When I become truly skilled, efficient, and reliable in my developing and printing I may add those services to what I offer, but just maybe. That foray will depend purely on me being able to enjoy that work and a real business necessity. If I can get to the point of making a comfortable living in my current business model I'll probably just stick with it and save my developing and printing efforts for portrait and fine art work where I can limit the volume and maximize the profit/hour spent.
For now I build into the sale (and make a profit on) the cost of pro film and the processing costs at a high quality pro-film-lab to do my back end work to get high quality proofs for the client.
This is the end of my work as a photographer in a business sense for weddings. Past this I'm a merchant selling the services and products of others.
I will sell albums and prints, but I hire out for this and I make a merchants profit, instead of a creative's profit, to cover the work I do of organizing and selling those "commodities".
I'm happy to make those sales but many times just as happy not to because they are not the core product of my wedding business, my camera work is.
Yes, my business plan views the lab work and albums as commodities. High quality commodities, but commodities non-the-less. They are pre-priced by the labs, available to any pro, there are various labs/album companies that can do the work who competing with each other for that business, they are inexpensive (when compared to my time), and they are reliable and fast in the grand scheme of things.
This makes for what is viewed as a nice high-quality product for my market and for me. It allows me to get paid nicely for my creative work, have good quality control, to keep prices low, and to do other things like spend time selling more camera work.
This does pose a problem for people like you who do your own back-end work and who RIGHTFULLY expect to be paid creative wages for that work instead of commodity wages.
You have to be able to sell that extra value.
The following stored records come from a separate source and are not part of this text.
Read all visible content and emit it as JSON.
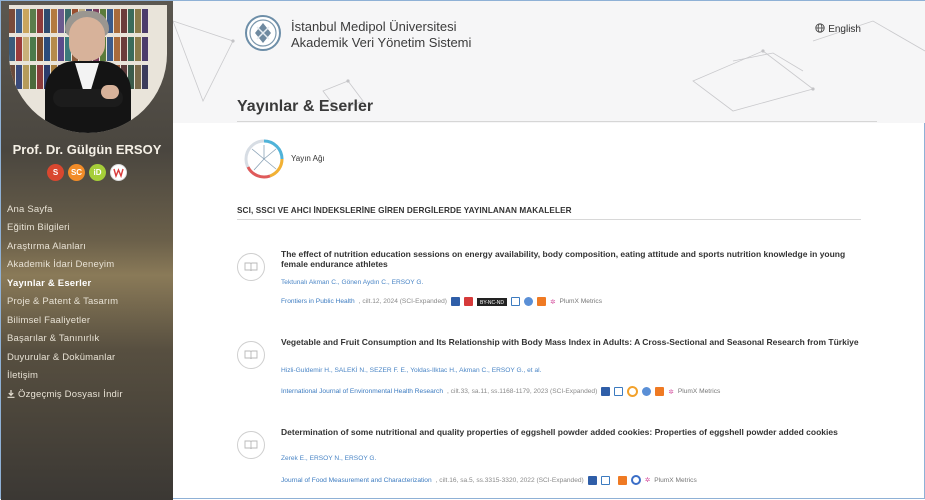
{
  "sidebar": {
    "name": "Prof. Dr. Gülgün ERSOY",
    "badges": [
      {
        "label": "S",
        "color": "#d9472f"
      },
      {
        "label": "SC",
        "color": "#f28c28"
      },
      {
        "label": "iD",
        "color": "#a6ce39"
      },
      {
        "label": "WoS",
        "color": "#d93b3b"
      }
    ],
    "nav": [
      {
        "label": "Ana Sayfa"
      },
      {
        "label": "Eğitim Bilgileri"
      },
      {
        "label": "Araştırma Alanları"
      },
      {
        "label": "Akademik İdari Deneyim"
      },
      {
        "label": "Yayınlar & Eserler",
        "active": true
      },
      {
        "label": "Proje & Patent & Tasarım"
      },
      {
        "label": "Bilimsel Faaliyetler"
      },
      {
        "label": "Başarılar & Tanınırlık"
      },
      {
        "label": "Duyurular & Dokümanlar"
      },
      {
        "label": "İletişim"
      },
      {
        "label": "Özgeçmiş Dosyası İndir"
      }
    ]
  },
  "header": {
    "uni_line1": "İstanbul Medipol Üniversitesi",
    "uni_line2": "Akademik Veri Yönetim Sistemi",
    "language": "English",
    "page_title": "Yayınlar & Eserler"
  },
  "content": {
    "network_label": "Yayın Ağı",
    "section_title": "SCI, SSCI VE AHCI İNDEKSLERİNE GİREN DERGİLERDE YAYINLANAN MAKALELER",
    "publications": [
      {
        "title": "The effect of nutrition education sessions on energy availability, body composition, eating attitude and sports nutrition knowledge in young female endurance athletes",
        "authors": "Tektunalı Akman C., Gönen Aydın C., ERSOY G.",
        "journal": "Frontiers in Public Health",
        "details": ", cilt.12, 2024 (SCI-Expanded)",
        "cc": "BY-NC-ND",
        "plumx": "PlumX Metrics"
      },
      {
        "title": "Vegetable and Fruit Consumption and Its Relationship with Body Mass Index in Adults: A Cross-Sectional and Seasonal Research from Türkiye",
        "authors": "Hizli-Guldemir H., SALEKİ N., SEZER F. E., Yoldas-Ilktac H., Akman C., ERSOY G., et al.",
        "journal": "International Journal of Environmental Health Research",
        "details": ", cilt.33, sa.11, ss.1168-1179, 2023 (SCI-Expanded)",
        "plumx": "PlumX Metrics"
      },
      {
        "title": "Determination of some nutritional and quality properties of eggshell powder added cookies: Properties of eggshell powder added cookies",
        "authors": "Zerek E., ERSOY N., ERSOY G.",
        "journal": "Journal of Food Measurement and Characterization",
        "details": ", cilt.16, sa.5, ss.3315-3320, 2022 (SCI-Expanded)",
        "plumx": "PlumX Metrics"
      }
    ]
  },
  "colors": {
    "sidebar_bg": "#3d3a36",
    "link_blue": "#3c7bc0",
    "header_bg": "#f6f6f7"
  }
}
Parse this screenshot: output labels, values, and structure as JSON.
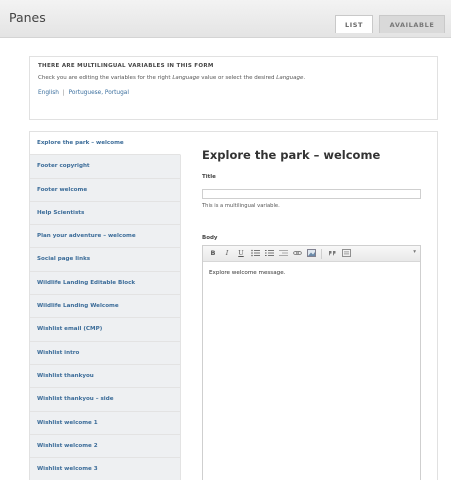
{
  "header": {
    "title": "Panes",
    "tabs": [
      {
        "label": "LIST",
        "active": true
      },
      {
        "label": "AVAILABLE",
        "active": false
      }
    ]
  },
  "notice": {
    "heading": "THERE ARE MULTILINGUAL VARIABLES IN THIS FORM",
    "desc_pre": "Check you are editing the variables for the right ",
    "desc_lang1": "Language",
    "desc_mid": " value or select the desired ",
    "desc_lang2": "Language",
    "desc_end": ".",
    "languages": [
      "English",
      "Portuguese, Portugal"
    ],
    "separator": "|"
  },
  "sidebar": {
    "items": [
      {
        "label": "Explore the park – welcome",
        "active": true
      },
      {
        "label": "Footer copyright",
        "active": false
      },
      {
        "label": "Footer welcome",
        "active": false
      },
      {
        "label": "Help Scientists",
        "active": false
      },
      {
        "label": "Plan your adventure – welcome",
        "active": false
      },
      {
        "label": "Social page links",
        "active": false
      },
      {
        "label": "Wildlife Landing Editable Block",
        "active": false
      },
      {
        "label": "Wildlife Landing Welcome",
        "active": false
      },
      {
        "label": "Wishlist email (CMP)",
        "active": false
      },
      {
        "label": "Wishlist intro",
        "active": false
      },
      {
        "label": "Wishlist thankyou",
        "active": false
      },
      {
        "label": "Wishlist thankyou – side",
        "active": false
      },
      {
        "label": "Wishlist welcome 1",
        "active": false
      },
      {
        "label": "Wishlist welcome 2",
        "active": false
      },
      {
        "label": "Wishlist welcome 3",
        "active": false
      }
    ]
  },
  "content": {
    "pane_title": "Explore the park – welcome",
    "title_label": "Title",
    "title_value": "",
    "title_hint": "This is a multilingual variable.",
    "body_label": "Body",
    "body_text": "Explore welcome message.",
    "toolbar": {
      "bold": "B",
      "italic": "I",
      "underline": "U",
      "more": "▾"
    }
  },
  "colors": {
    "link": "#3a6b98",
    "sidebar_bg": "#eef0f2"
  }
}
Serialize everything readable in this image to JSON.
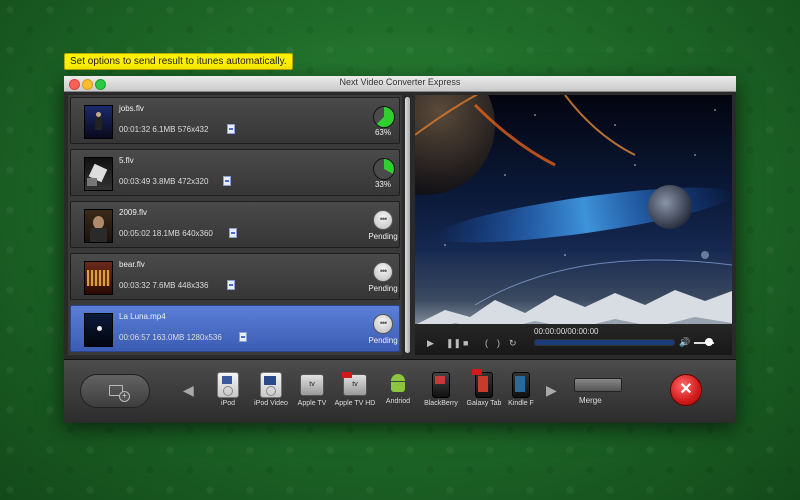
{
  "tooltip": "Set options to send result to itunes automatically.",
  "window": {
    "title": "Next Video Converter Express"
  },
  "files": [
    {
      "name": "jobs.flv",
      "duration": "00:01:32",
      "size": "6.1MB",
      "resolution": "576x432",
      "status": "63%",
      "progress": 0.63
    },
    {
      "name": "5.flv",
      "duration": "00:03:49",
      "size": "3.8MB",
      "resolution": "472x320",
      "status": "33%",
      "progress": 0.33
    },
    {
      "name": "2009.flv",
      "duration": "00:05:02",
      "size": "18.1MB",
      "resolution": "640x360",
      "status": "Pending",
      "progress": null
    },
    {
      "name": "bear.flv",
      "duration": "00:03:32",
      "size": "7.6MB",
      "resolution": "448x336",
      "status": "Pending",
      "progress": null
    },
    {
      "name": "La Luna.mp4",
      "duration": "00:06:57",
      "size": "163.0MB",
      "resolution": "1280x536",
      "status": "Pending",
      "progress": null,
      "selected": true
    }
  ],
  "player": {
    "timecode": "00:00:00/00:00:00"
  },
  "devices": [
    {
      "label": "iPod",
      "icon": "ipod-icon"
    },
    {
      "label": "iPod Video",
      "icon": "ipod-video-icon"
    },
    {
      "label": "Apple TV",
      "icon": "apple-tv-icon"
    },
    {
      "label": "Apple TV HD",
      "icon": "apple-tv-hd-icon"
    },
    {
      "label": "Andriod",
      "icon": "android-icon"
    },
    {
      "label": "BlackBerry",
      "icon": "blackberry-icon"
    },
    {
      "label": "Galaxy Tab",
      "icon": "galaxy-tab-icon"
    },
    {
      "label": "Kindle F",
      "icon": "kindle-fire-icon"
    }
  ],
  "merge": {
    "label": "Merge",
    "on": false
  },
  "colors": {
    "progress_green": "#2fcf2f",
    "selected_row": "#4a6fcf",
    "cancel_red": "#d21a1a",
    "tooltip_yellow": "#fff200"
  }
}
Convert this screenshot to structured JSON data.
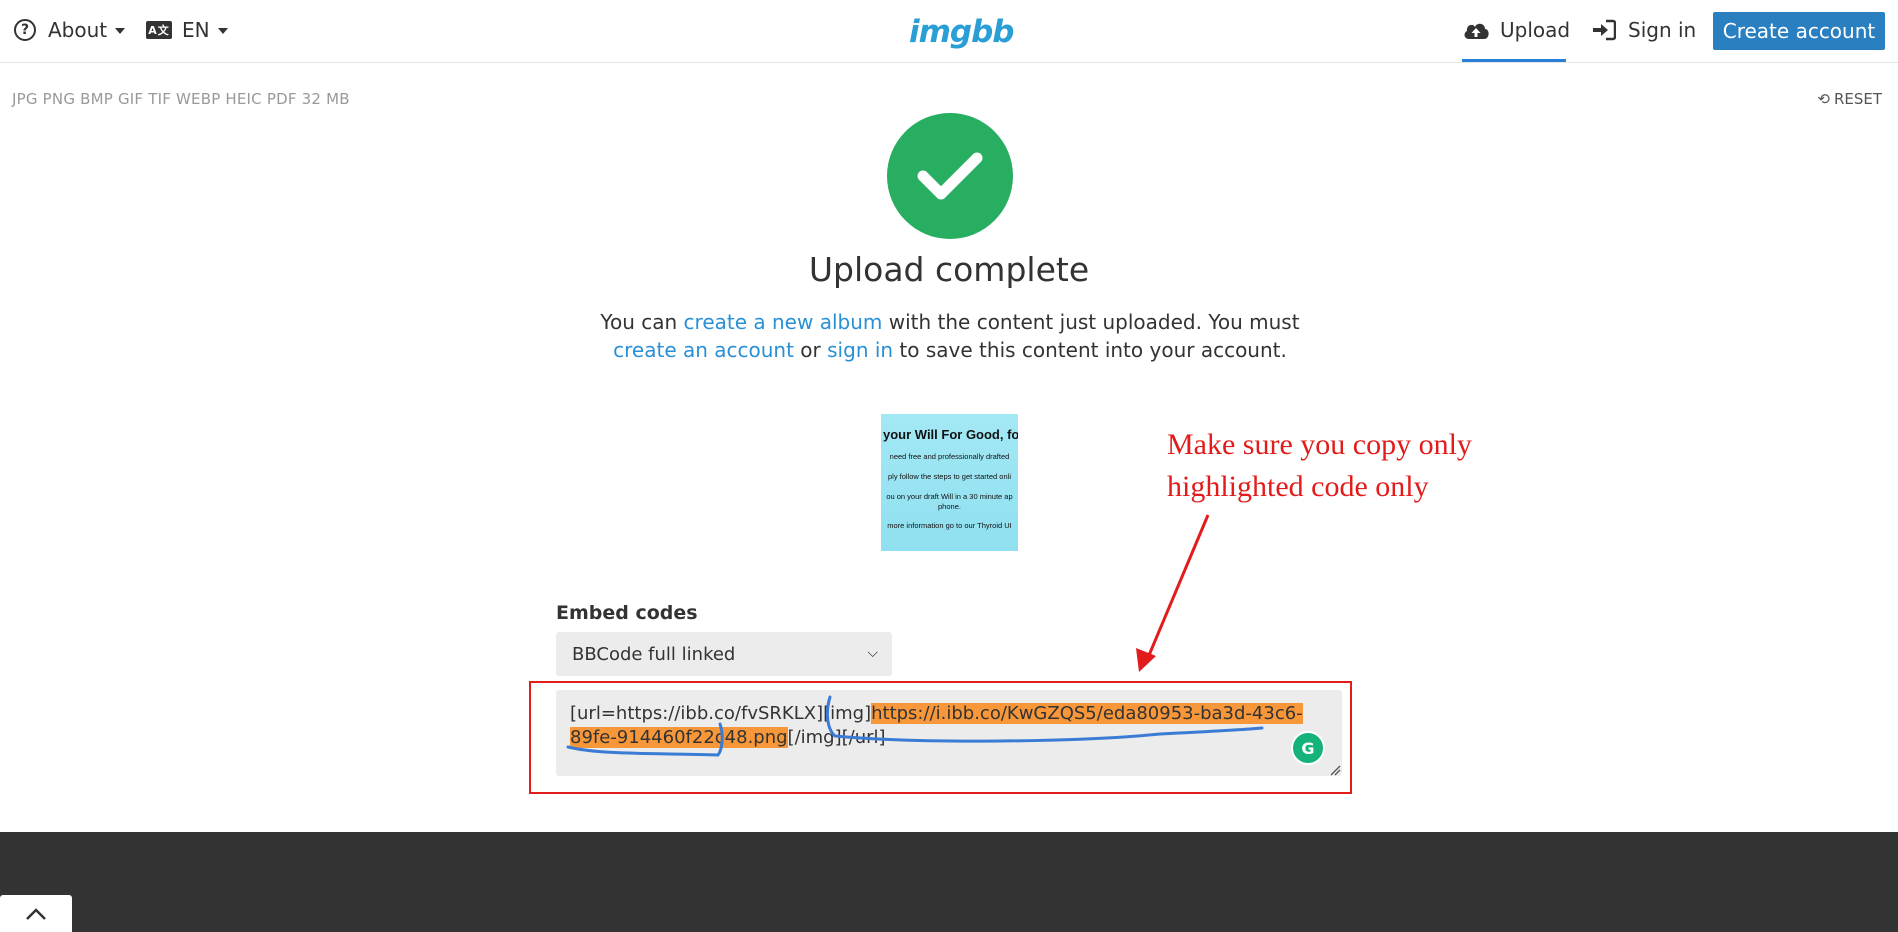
{
  "header": {
    "about_label": "About",
    "lang_label": "EN",
    "logo": "imgbb",
    "upload_label": "Upload",
    "signin_label": "Sign in",
    "create_account_label": "Create account"
  },
  "toolbar": {
    "formats": "JPG PNG BMP GIF TIF WEBP HEIC PDF   32 MB",
    "reset_label": "RESET"
  },
  "main": {
    "title": "Upload complete",
    "desc_1": "You can ",
    "desc_link_album": "create a new album",
    "desc_2": " with the content just uploaded. You must ",
    "desc_link_account": "create an account",
    "desc_3": " or ",
    "desc_link_signin": "sign in",
    "desc_4": " to save this content into your account."
  },
  "thumbnail": {
    "line1": "your Will For Good, fo",
    "line2": "need free and professionally drafted",
    "line3": "ply follow the steps to get started onli",
    "line4": "ou on your draft Will in a 30 minute ap",
    "line5": "phone.",
    "line6": "more information go to our Thyroid UI"
  },
  "annotation": {
    "line1": "Make sure you copy only",
    "line2": "highlighted code only"
  },
  "embed": {
    "label": "Embed codes",
    "selected": "BBCode full linked",
    "code_before": "[url=https://ibb.co/fvSRKLX][img]",
    "code_highlight": "https://i.ibb.co/KwGZQS5/eda80953-ba3d-43c6-89fe-914460f22c48.png",
    "code_after": "[/img][/url]"
  },
  "colors": {
    "accent": "#2a7fc1",
    "success": "#27ae60",
    "annotation_red": "#e21b1b",
    "highlight": "#f7973a",
    "scribble_blue": "#3a7bd5",
    "footer": "#333333"
  },
  "icons": {
    "about": "help-circle-icon",
    "lang": "language-icon",
    "upload": "cloud-upload-icon",
    "signin": "sign-in-icon",
    "reset": "undo-icon",
    "success": "check-icon",
    "grammarly": "grammarly-icon",
    "footer_toggle": "chevron-up-icon"
  }
}
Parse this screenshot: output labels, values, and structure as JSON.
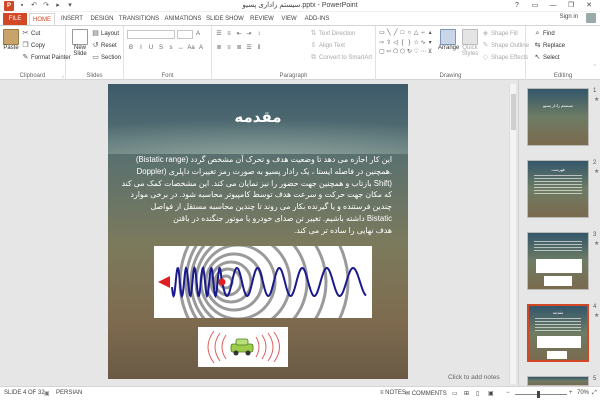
{
  "app": {
    "title": "سیستم راداری پسیو.pptx - PowerPoint",
    "logo": "P",
    "window_buttons": [
      "?",
      "▭",
      "—",
      "❐",
      "✕"
    ],
    "sign_in": "Sign in"
  },
  "tabs": [
    "FILE",
    "HOME",
    "INSERT",
    "DESIGN",
    "TRANSITIONS",
    "ANIMATIONS",
    "SLIDE SHOW",
    "REVIEW",
    "VIEW",
    "ADD-INS"
  ],
  "ribbon": {
    "clipboard": {
      "label": "Clipboard",
      "paste": "Paste",
      "cut": "Cut",
      "copy": "Copy",
      "format_painter": "Format Painter"
    },
    "slides": {
      "label": "Slides",
      "new_slide": "New Slide",
      "layout": "Layout",
      "reset": "Reset",
      "section": "Section"
    },
    "font": {
      "label": "Font"
    },
    "paragraph": {
      "label": "Paragraph",
      "text_direction": "Text Direction",
      "align_text": "Align Text",
      "convert_smartart": "Convert to SmartArt"
    },
    "drawing": {
      "label": "Drawing",
      "arrange": "Arrange",
      "quick_styles": "Quick Styles",
      "shape_fill": "Shape Fill",
      "shape_outline": "Shape Outline",
      "shape_effects": "Shape Effects"
    },
    "editing": {
      "label": "Editing",
      "find": "Find",
      "replace": "Replace",
      "select": "Select"
    }
  },
  "slide": {
    "title": "مقدمه",
    "body_lines": [
      "این کار اجازه می دهد تا وضعیت هدف و تحرک آن مشخص گردد (Bistatic range)",
      ".همچنین در فاصله ایستا ، یک رادار پسیو به صورت رمز تغییرات داپلری (Doppler",
      "(Shift بازتاب و همچنین جهت حضور را نیز نمایان می کند. این مشخصات کمک می کند",
      "که مکان جهت حرکت و سرعت هدف توسط کامپیوتر محاسبه شود. در برخی موارد",
      "چندین فرستنده و یا گیرنده بکار می روند تا چندین محاسبه مستقل از فواصل",
      "Bistatic داشته باشیم. تغییر تن صدای خودرو یا موتور جنگنده در باقتن",
      "هدف نهایی را ساده تر می کند."
    ]
  },
  "notes_hint": "Click to add notes",
  "thumbnails": [
    {
      "number": "1",
      "star": "★",
      "title": "سیستم رادار پسیو",
      "selected": false
    },
    {
      "number": "2",
      "star": "★",
      "title": "فهرست",
      "selected": false
    },
    {
      "number": "3",
      "star": "★",
      "title": "",
      "selected": false
    },
    {
      "number": "4",
      "star": "★",
      "title": "مقدمه",
      "selected": true
    },
    {
      "number": "5",
      "star": "",
      "title": "",
      "selected": false
    }
  ],
  "status": {
    "slide_of": "SLIDE 4 OF 32",
    "language": "PERSIAN",
    "notes": "NOTES",
    "comments": "COMMENTS",
    "zoom": "70%"
  },
  "colors": {
    "accent": "#d24726",
    "wave": "#1a1a8c",
    "marker": "#e02020"
  }
}
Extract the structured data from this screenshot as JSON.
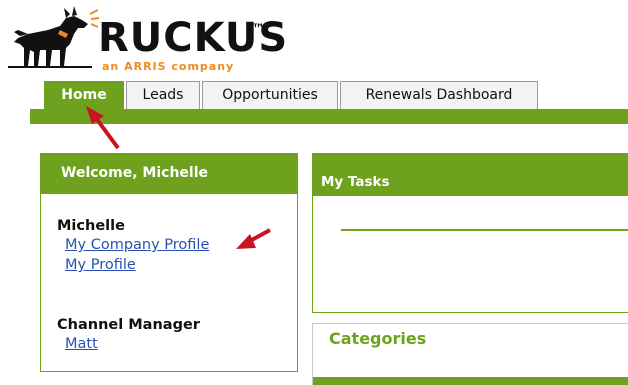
{
  "logo": {
    "brand": "RUCKUS",
    "trademark": "™",
    "subtitle": "an ARRIS company"
  },
  "tabs": [
    {
      "label": "Home",
      "active": true
    },
    {
      "label": "Leads",
      "active": false
    },
    {
      "label": "Opportunities",
      "active": false
    },
    {
      "label": "Renewals Dashboard",
      "active": false
    }
  ],
  "welcome_panel": {
    "title": "Welcome, Michelle",
    "name": "Michelle",
    "links": [
      "My Company Profile",
      "My Profile"
    ],
    "channel_manager_label": "Channel Manager",
    "channel_manager_name": "Matt"
  },
  "tasks_panel": {
    "title": "My Tasks"
  },
  "categories_panel": {
    "title": "Categories"
  },
  "colors": {
    "accent": "#6ea21e",
    "annotation": "#c8141e",
    "link": "#2a4fb4",
    "logo_orange": "#f08a1c"
  }
}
What I don't see here is the connection between the shoot and burn market and the market you are selling to.
Ferraris, Chevys, and Yugos do not compete with each other. These brands market to decidedly different clienteles. The Yugo buyer isn't even going to look seriously at a Ferrari and vice-versa.
There are very few buyers capable of or interested in buying 40 professionally printed 40 inch Ilfochomes to document a wedding.
The product may be truly stunning and of the highest quality but who could buy such a thing?